The Fall Classic 2016 was an interesting little event, surrounded by a lot of drama and an unlikely champion. For starters, there was hurricane Matthew beating down on the American Southeast. This made the event logistically difficult for several people who had planned on attending. Then there was the passing of Flipsid3 Tactics’ fighting game division manager, which you can read about here. Lastly, the streams were extremely confusing to follow. They seemed to start and stop arbitrarily, requiring the viewers to jump back and forth between two different channels because there were several different games being played at the same time as Street Fighter V (I left at one point because they were about to stream DoA and the chat got just a little too ridiculous for my liking). In spite of all this, the event was a success, and the commentators were entertaining.
In the grand finals, Team Liquid’s NuckleDu took on XsK_Samurai, playing Guile and Ryu respectively. The first match was a bracket reset as usual, with NuckleDu winning a decisive series to push the fight into a final best-of-five. Going into the last match, it seemed as though XsK_Samurai was having some issues with the Guile matchup. NuckleDu set the pace of the match with excellent poking and Sonic Boom control, more or less keeping XsK_Samurai where he wanted him the entire time. While XsK_Samurai did have a couple of good rounds, it wasn’t enough to prevent the three game sweep as NuckleDu closed out the final round of the tournament in style with a Sonic Hurricane CA (#TeamGuile represent!). Other notable performances in the tournament were from team Evil Geniuses, with PR_Balrog, Ricki Ortiz and K-Brad placing 5th through 7th, and F3’s Alucard placing a respectable 9th.

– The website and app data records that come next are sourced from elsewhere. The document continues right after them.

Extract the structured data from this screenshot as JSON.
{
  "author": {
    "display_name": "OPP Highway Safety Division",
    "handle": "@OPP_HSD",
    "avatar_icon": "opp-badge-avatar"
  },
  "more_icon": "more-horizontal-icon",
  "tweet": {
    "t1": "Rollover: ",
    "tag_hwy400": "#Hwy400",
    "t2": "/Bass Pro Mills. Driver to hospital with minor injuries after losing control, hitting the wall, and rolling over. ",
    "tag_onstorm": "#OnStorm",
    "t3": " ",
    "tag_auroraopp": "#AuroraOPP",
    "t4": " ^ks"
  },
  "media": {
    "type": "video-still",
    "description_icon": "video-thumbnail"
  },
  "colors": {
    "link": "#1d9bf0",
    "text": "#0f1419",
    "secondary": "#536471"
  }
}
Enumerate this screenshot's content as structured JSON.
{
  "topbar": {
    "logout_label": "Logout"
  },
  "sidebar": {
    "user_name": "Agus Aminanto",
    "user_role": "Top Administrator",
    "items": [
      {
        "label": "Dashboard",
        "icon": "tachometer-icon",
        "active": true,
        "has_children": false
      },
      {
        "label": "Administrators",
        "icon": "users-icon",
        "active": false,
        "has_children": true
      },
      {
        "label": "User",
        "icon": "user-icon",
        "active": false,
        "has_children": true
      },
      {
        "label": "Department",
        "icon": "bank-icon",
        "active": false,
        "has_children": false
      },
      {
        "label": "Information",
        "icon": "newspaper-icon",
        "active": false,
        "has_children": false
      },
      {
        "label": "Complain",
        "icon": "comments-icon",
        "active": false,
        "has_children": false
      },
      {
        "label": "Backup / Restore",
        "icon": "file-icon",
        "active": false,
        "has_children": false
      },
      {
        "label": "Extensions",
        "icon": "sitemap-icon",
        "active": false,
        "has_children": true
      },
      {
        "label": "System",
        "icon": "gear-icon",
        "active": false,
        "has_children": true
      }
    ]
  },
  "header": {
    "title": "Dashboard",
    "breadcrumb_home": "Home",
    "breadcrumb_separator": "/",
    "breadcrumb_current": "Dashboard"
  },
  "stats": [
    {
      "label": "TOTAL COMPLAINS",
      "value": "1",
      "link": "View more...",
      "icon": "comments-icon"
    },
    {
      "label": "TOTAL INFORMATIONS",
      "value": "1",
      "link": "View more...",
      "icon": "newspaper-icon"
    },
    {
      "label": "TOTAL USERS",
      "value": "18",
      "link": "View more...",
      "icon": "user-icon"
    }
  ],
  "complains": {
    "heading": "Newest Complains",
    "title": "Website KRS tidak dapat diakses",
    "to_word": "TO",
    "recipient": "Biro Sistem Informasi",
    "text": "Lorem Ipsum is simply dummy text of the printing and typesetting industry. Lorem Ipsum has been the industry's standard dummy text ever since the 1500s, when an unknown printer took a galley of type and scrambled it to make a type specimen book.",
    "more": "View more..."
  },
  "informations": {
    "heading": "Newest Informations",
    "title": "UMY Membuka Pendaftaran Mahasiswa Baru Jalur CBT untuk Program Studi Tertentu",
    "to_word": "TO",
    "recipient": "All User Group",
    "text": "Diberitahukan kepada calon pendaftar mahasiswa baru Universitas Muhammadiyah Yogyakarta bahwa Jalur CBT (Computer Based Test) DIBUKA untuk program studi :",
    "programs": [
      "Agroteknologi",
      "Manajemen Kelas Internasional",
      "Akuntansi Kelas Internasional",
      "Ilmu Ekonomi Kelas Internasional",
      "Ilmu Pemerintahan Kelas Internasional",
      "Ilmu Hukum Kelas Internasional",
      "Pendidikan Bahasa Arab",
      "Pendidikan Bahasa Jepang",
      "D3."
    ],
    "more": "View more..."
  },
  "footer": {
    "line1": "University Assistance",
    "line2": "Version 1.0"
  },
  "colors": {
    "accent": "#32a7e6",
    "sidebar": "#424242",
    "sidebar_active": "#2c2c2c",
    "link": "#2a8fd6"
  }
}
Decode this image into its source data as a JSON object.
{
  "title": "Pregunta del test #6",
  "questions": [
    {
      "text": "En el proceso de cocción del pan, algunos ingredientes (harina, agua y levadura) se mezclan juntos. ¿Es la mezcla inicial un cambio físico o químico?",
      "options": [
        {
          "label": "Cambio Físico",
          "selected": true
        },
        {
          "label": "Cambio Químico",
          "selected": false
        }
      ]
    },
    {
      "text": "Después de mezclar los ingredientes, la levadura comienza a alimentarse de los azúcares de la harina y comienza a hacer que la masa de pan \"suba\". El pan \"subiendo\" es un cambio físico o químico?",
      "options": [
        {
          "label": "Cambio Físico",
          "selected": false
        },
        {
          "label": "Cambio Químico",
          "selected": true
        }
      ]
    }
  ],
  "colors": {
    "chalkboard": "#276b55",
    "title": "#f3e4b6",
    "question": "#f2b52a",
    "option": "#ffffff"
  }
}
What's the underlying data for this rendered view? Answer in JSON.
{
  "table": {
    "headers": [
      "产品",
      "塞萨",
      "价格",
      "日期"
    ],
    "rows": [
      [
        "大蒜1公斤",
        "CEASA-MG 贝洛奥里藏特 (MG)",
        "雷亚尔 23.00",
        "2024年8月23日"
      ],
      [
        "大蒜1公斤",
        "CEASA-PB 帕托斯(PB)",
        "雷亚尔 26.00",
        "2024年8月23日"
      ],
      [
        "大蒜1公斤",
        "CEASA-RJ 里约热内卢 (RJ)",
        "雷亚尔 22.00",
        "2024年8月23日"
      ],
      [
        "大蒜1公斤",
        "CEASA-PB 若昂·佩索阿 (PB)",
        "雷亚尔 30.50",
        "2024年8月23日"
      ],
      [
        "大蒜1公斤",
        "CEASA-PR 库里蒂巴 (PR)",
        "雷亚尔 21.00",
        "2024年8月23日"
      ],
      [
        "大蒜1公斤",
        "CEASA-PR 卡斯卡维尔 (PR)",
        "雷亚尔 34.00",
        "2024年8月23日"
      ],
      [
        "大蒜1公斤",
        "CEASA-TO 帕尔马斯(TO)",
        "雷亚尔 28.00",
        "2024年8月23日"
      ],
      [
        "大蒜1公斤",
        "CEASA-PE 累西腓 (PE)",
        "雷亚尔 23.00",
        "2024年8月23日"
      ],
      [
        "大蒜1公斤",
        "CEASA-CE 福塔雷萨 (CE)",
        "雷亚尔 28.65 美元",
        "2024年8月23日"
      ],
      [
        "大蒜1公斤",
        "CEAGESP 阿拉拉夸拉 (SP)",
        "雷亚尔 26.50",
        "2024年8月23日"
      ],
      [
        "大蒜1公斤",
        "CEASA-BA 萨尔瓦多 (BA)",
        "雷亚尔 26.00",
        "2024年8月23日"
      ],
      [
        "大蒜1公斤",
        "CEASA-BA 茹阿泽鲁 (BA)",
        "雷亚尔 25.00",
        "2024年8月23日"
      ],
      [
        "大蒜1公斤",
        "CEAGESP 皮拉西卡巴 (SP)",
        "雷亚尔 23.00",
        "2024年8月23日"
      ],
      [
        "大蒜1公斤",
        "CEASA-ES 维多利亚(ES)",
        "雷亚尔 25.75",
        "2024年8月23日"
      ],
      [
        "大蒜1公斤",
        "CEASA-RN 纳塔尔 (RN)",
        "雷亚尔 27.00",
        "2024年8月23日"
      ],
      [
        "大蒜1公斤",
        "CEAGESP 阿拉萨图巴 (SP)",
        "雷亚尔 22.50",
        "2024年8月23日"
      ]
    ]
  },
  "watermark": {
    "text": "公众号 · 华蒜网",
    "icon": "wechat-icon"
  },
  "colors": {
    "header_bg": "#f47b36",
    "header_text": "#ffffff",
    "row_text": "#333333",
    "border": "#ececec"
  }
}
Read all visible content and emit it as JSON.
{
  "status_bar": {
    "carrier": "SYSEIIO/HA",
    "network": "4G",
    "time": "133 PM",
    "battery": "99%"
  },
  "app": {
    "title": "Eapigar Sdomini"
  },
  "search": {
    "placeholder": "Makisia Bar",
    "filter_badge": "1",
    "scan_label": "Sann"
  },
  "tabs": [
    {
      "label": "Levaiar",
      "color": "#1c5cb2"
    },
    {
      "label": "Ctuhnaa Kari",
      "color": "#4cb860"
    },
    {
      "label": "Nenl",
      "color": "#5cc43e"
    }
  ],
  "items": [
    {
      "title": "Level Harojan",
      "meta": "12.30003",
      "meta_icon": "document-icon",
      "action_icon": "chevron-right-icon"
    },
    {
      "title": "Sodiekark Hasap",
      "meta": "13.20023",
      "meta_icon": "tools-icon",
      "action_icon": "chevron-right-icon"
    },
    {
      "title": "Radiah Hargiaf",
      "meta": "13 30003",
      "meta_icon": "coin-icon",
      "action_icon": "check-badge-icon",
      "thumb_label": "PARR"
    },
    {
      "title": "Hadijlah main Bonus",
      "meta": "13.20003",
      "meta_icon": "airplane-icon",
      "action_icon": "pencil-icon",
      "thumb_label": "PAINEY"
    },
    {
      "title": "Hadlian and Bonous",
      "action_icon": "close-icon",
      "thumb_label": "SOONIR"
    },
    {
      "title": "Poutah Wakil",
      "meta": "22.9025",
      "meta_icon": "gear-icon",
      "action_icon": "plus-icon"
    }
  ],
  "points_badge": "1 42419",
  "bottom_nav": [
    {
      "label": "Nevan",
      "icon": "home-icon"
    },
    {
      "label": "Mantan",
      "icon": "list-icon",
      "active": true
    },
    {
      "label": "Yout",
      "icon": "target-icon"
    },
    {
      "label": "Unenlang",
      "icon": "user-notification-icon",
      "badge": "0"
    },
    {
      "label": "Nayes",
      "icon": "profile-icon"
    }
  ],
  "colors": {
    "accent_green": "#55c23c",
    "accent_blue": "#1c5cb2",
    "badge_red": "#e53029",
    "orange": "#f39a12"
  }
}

One of the biggest events abroad, the Southeast Asia Majors (SEAM) didn’t disappoint. A ton of excellent talent filled the brackets, with everything coming down to a non-qualifying showdown (both players are already good for the Capcom Cup) between perhaps the best Ryu player in the world, Tokido, and one of the most precise Ken players out there, Momochi. Alas, Momochi was unable to redeem himself from his loss at ESL, losing to Tokido in a match that came down to the very last game. What makes it a more difficult pill to swallow for Momochi is the fact that he spent hours training online, going on a rampage on the ladder right before the event, becoming the first Master ranked player in the world. Local legend Xian played well, placing 7th overall. Coming off his most recent victory at ESL, Xiao Hai finished 13th at SEAM. In the Amateur Tournament Qualifier, the USA was well represented by Gllty, who took first place with her aggressive Dhalsim play.
Admittedly, I wasn’t very familiar with many of the fighters at Geek Weekend apart from Japan’s MOV, who, coincidentally, won the tournament, and Dark Jiewa who placed 3rd.
Stay tuned for more Street Fighter updates coming soon, as fighters from around the world scramble for every CPT point they can get in hopes of landing a spot at Capcom Cup this December in Anaheim, California. Until then, check out the grand finals from SEAM and TFC 2016 below (at the time of this posting, there was no official footage of the Geek Weekend Grand Finals).